[EXTRACTED ENTRIES]

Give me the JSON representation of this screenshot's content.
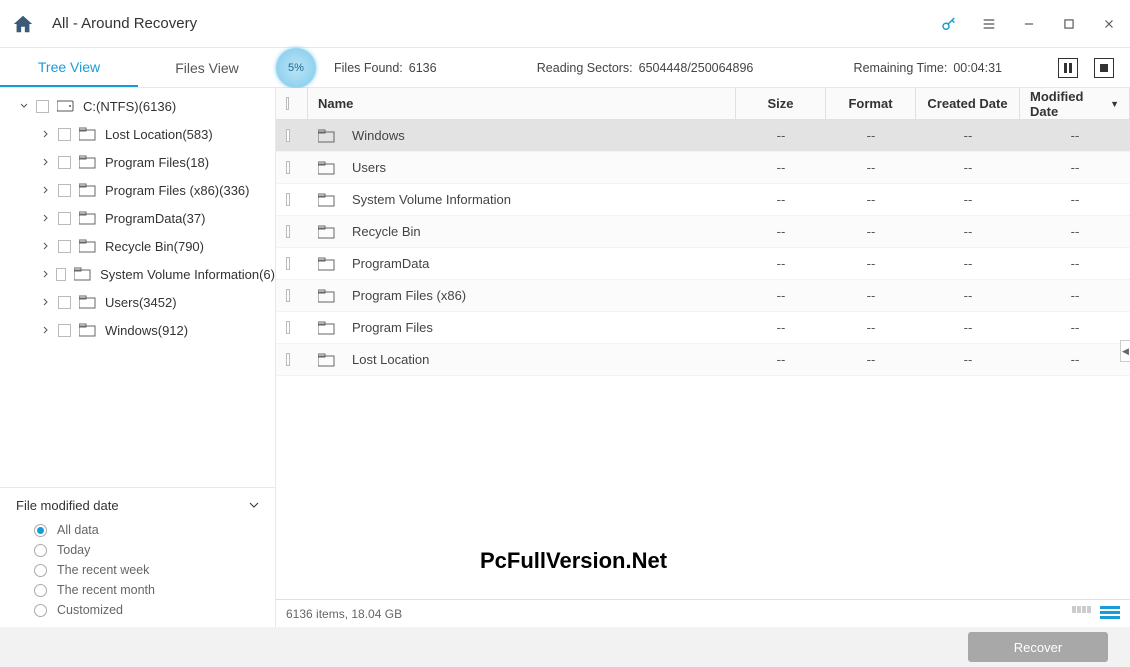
{
  "title": "All - Around Recovery",
  "tabs": {
    "tree": "Tree View",
    "files": "Files View"
  },
  "progress": {
    "percent": "5%",
    "found_label": "Files Found:",
    "found_value": "6136",
    "sectors_label": "Reading Sectors:",
    "sectors_value": "6504448/250064896",
    "remaining_label": "Remaining Time:",
    "remaining_value": "00:04:31"
  },
  "tree": {
    "root": "C:(NTFS)(6136)",
    "children": [
      "Lost Location(583)",
      "Program Files(18)",
      "Program Files (x86)(336)",
      "ProgramData(37)",
      "Recycle Bin(790)",
      "System Volume Information(6)",
      "Users(3452)",
      "Windows(912)"
    ]
  },
  "filter": {
    "heading": "File modified date",
    "options": [
      "All data",
      "Today",
      "The recent week",
      "The recent month",
      "Customized"
    ]
  },
  "columns": {
    "name": "Name",
    "size": "Size",
    "format": "Format",
    "created": "Created Date",
    "modified": "Modified Date"
  },
  "rows": [
    {
      "name": "Windows",
      "size": "--",
      "format": "--",
      "created": "--",
      "modified": "--"
    },
    {
      "name": "Users",
      "size": "--",
      "format": "--",
      "created": "--",
      "modified": "--"
    },
    {
      "name": "System Volume Information",
      "size": "--",
      "format": "--",
      "created": "--",
      "modified": "--"
    },
    {
      "name": "Recycle Bin",
      "size": "--",
      "format": "--",
      "created": "--",
      "modified": "--"
    },
    {
      "name": "ProgramData",
      "size": "--",
      "format": "--",
      "created": "--",
      "modified": "--"
    },
    {
      "name": "Program Files (x86)",
      "size": "--",
      "format": "--",
      "created": "--",
      "modified": "--"
    },
    {
      "name": "Program Files",
      "size": "--",
      "format": "--",
      "created": "--",
      "modified": "--"
    },
    {
      "name": "Lost Location",
      "size": "--",
      "format": "--",
      "created": "--",
      "modified": "--"
    }
  ],
  "status": "6136 items, 18.04 GB",
  "recover": "Recover",
  "watermark": "PcFullVersion.Net"
}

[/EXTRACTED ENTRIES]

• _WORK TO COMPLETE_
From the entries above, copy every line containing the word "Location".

• _ANSWER BOX_
      "Lost Location(583)",
      "name": "Lost Location",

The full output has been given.